In a way, the satire felt slightly reminiscent to the 20th century Catch 22, though lacking virtually any commonality in the central themes.
Again, a couple of Boris Kustodiev paintings to accompany the entertainment.
A dark humour ode to the bustle of the 19th-century Nevsky Prospekt in St. Petersburg. Similar elements: satire, absurd situations, solid prose. This one features a parallel but connected story narrative you’ll find in much Hollywood cinema: two related characters plunge down the respective rabbit holes of debauchery.
In a way, the story is made for a screenplay. It may as well serve for the St. Petersburg, I love you episode in that series of mostly superfluous shit cinema. For all I know, these Gogol stories probably saw a dozen adaptations each. Haven’t bothered to search. Read the story.
Let’s briefly mention Gogol’s strengths and singular aspects.
- The language, first and foremost. (What initially appears) romantic sentimentalist prose frequently intermingles with base vernacular lexicon.
- Strong satire of heavy social insight
- Gothic descriptions/landscapes
I want to plainly say I loved the above stories. Is there a contingency clause?
I suppose Gogol’s writing is of the sort that can saturate. That applies to any author of nearly immutable voice, however prominent. That is, all of Gogol that I’ve hitherto read, however earnestly or shallowly, I sense the same Gogol, the same projecting voice.
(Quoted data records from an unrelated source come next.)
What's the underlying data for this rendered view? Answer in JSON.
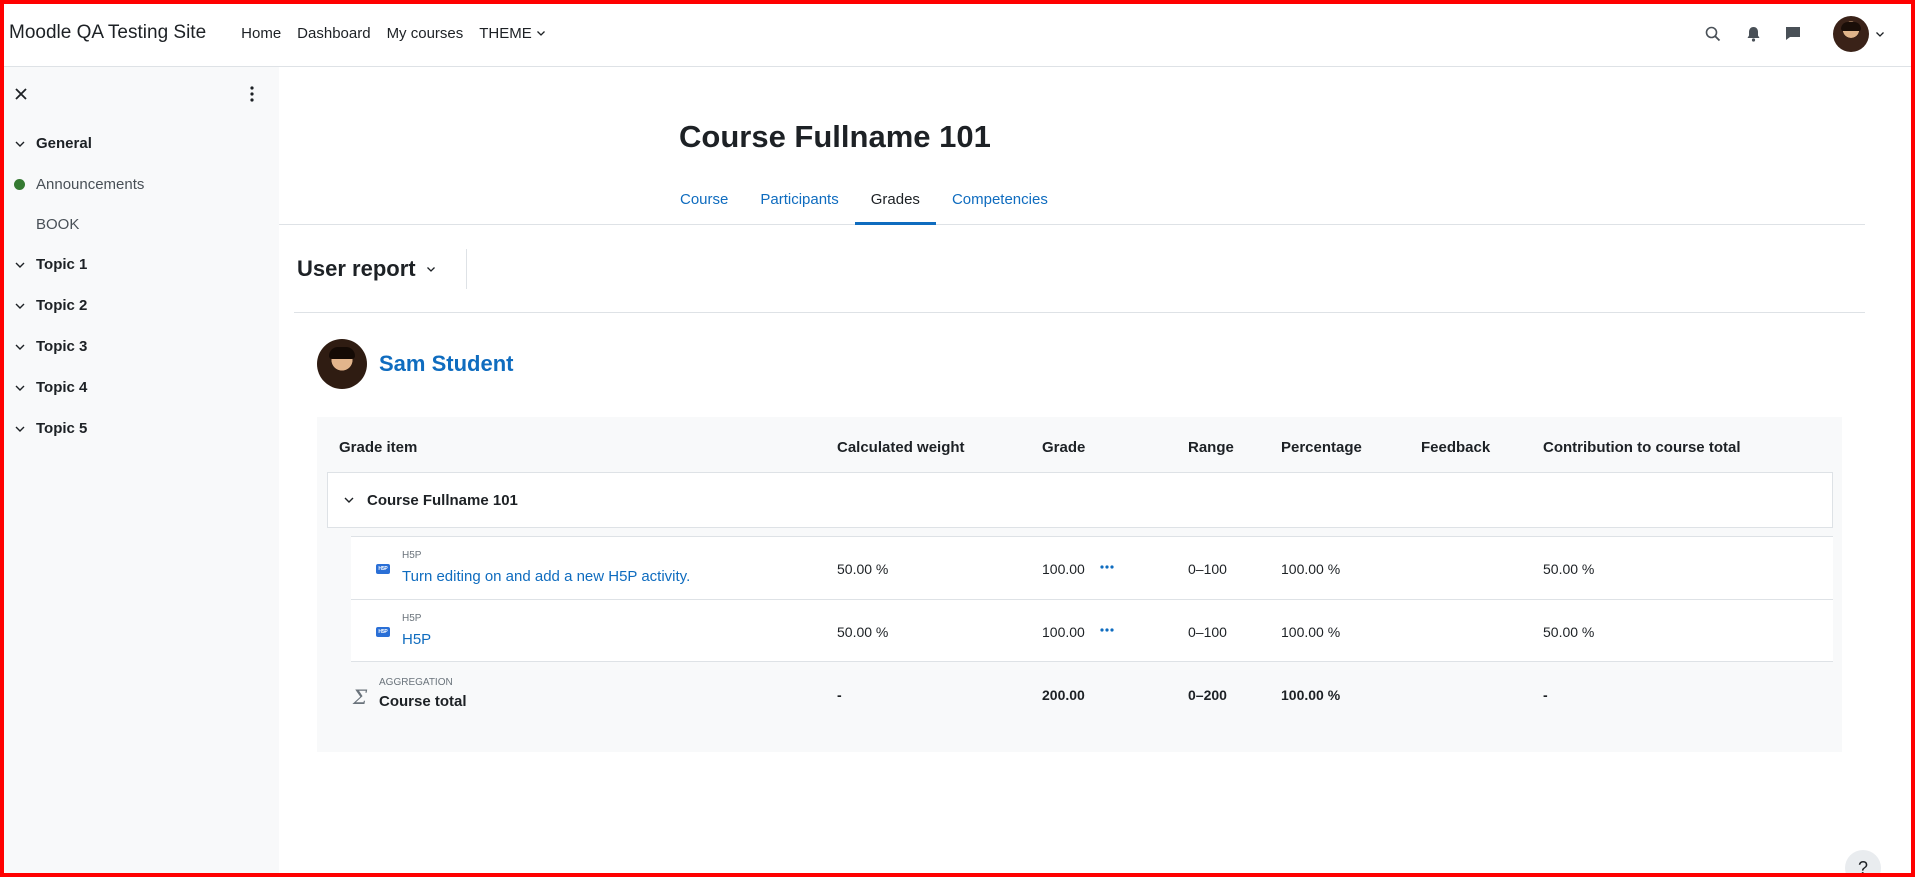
{
  "navbar": {
    "site_name": "Moodle QA Testing Site",
    "links": [
      {
        "label": "Home"
      },
      {
        "label": "Dashboard"
      },
      {
        "label": "My courses"
      },
      {
        "label": "THEME"
      }
    ]
  },
  "drawer": {
    "items": [
      {
        "kind": "section",
        "label": "General"
      },
      {
        "kind": "activity",
        "label": "Announcements",
        "completed": true
      },
      {
        "kind": "activity",
        "label": "BOOK",
        "completed": false
      },
      {
        "kind": "section",
        "label": "Topic 1"
      },
      {
        "kind": "section",
        "label": "Topic 2"
      },
      {
        "kind": "section",
        "label": "Topic 3"
      },
      {
        "kind": "section",
        "label": "Topic 4"
      },
      {
        "kind": "section",
        "label": "Topic 5"
      }
    ],
    "completion_color": "#357a32"
  },
  "page": {
    "title": "Course Fullname 101",
    "tabs": [
      {
        "label": "Course",
        "active": false
      },
      {
        "label": "Participants",
        "active": false
      },
      {
        "label": "Grades",
        "active": true
      },
      {
        "label": "Competencies",
        "active": false
      }
    ],
    "report_selector": "User report",
    "user_name": "Sam Student"
  },
  "grade_table": {
    "headers": {
      "item": "Grade item",
      "weight": "Calculated weight",
      "grade": "Grade",
      "range": "Range",
      "percentage": "Percentage",
      "feedback": "Feedback",
      "contribution": "Contribution to course total"
    },
    "category": "Course Fullname 101",
    "items": [
      {
        "type": "H5P",
        "name": "Turn editing on and add a new H5P activity.",
        "weight": "50.00 %",
        "grade": "100.00",
        "range": "0–100",
        "percentage": "100.00 %",
        "feedback": "",
        "contribution": "50.00 %"
      },
      {
        "type": "H5P",
        "name": "H5P",
        "weight": "50.00 %",
        "grade": "100.00",
        "range": "0–100",
        "percentage": "100.00 %",
        "feedback": "",
        "contribution": "50.00 %"
      }
    ],
    "total": {
      "type": "AGGREGATION",
      "name": "Course total",
      "weight": "-",
      "grade": "200.00",
      "range": "0–200",
      "percentage": "100.00 %",
      "feedback": "",
      "contribution": "-"
    }
  },
  "help": {
    "label": "?"
  },
  "colors": {
    "link": "#0f6cbf",
    "text": "#1d2125",
    "drawer_bg": "#f8f9fa"
  }
}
Now I can’t say that of (you guessed it) Joyce, capable of convincingly masquerading or entirely transforming not only his role as a narrator but style.
(On occasion I almost reach a saturation point with Poe. The level of Baroqueness nearly depletes my capacity for the stuff. Then he suddenly surprises with a sufficiently different style of composition, fatigue thus evaded.)
Ehh. The above observation of ranging voice and language registers raises a critical issue I have with the Russian language in general, specifically the literature. Hope to one day advance my thoughts on the matter up to now slapped together in a draft of rather hand-waved arguments.
So where do I place Gogol on the map of esteemed authorship? High up, but not strictly towering: a better realist than Pushkin and a model for many subsequent talents:
- Bulgakov in particular [cf Мастер и Маргарита, Дьяволиада]
- Kafka (wouldn’t have deduced if not mentioned elsewhere, but can make for an interesting dot-connection exercise)
- early Dostoevsky (White Nights for the sentimental, Бедные Люди and Двойник for the bureaucratic satire, the latter also bearing the fantastic elements)
- Heller’s Catch 22 seems to also share character traits
On a grand scale, if we’re to compare genre authors (satire, absurd, realist mixed with the fantastique), I position Edgar Poe higher up, disparate language families notwithstanding. Joyce, I position above most.
A bit back in time and I could argue for Goethe’s Faust as the pinnacle work on all the themes Gogol traverses and far more. (You can cover much ground by devoting thirty years to one composition.) Some 500 years back yet, and what has Chaucer not exposed in Canterbury Tales?
But concerning the Russians (or Ukrainians, birth locales considered), Bulgakov’s Мастер и Маргарита, and that work strictly, I tend to acclaim above the rest of similar breed. Haven’t read enough Russian texts classified predominantly as satire to make any strong case. But let’s not get unnecessarily technical.
Questions, comments? Connect.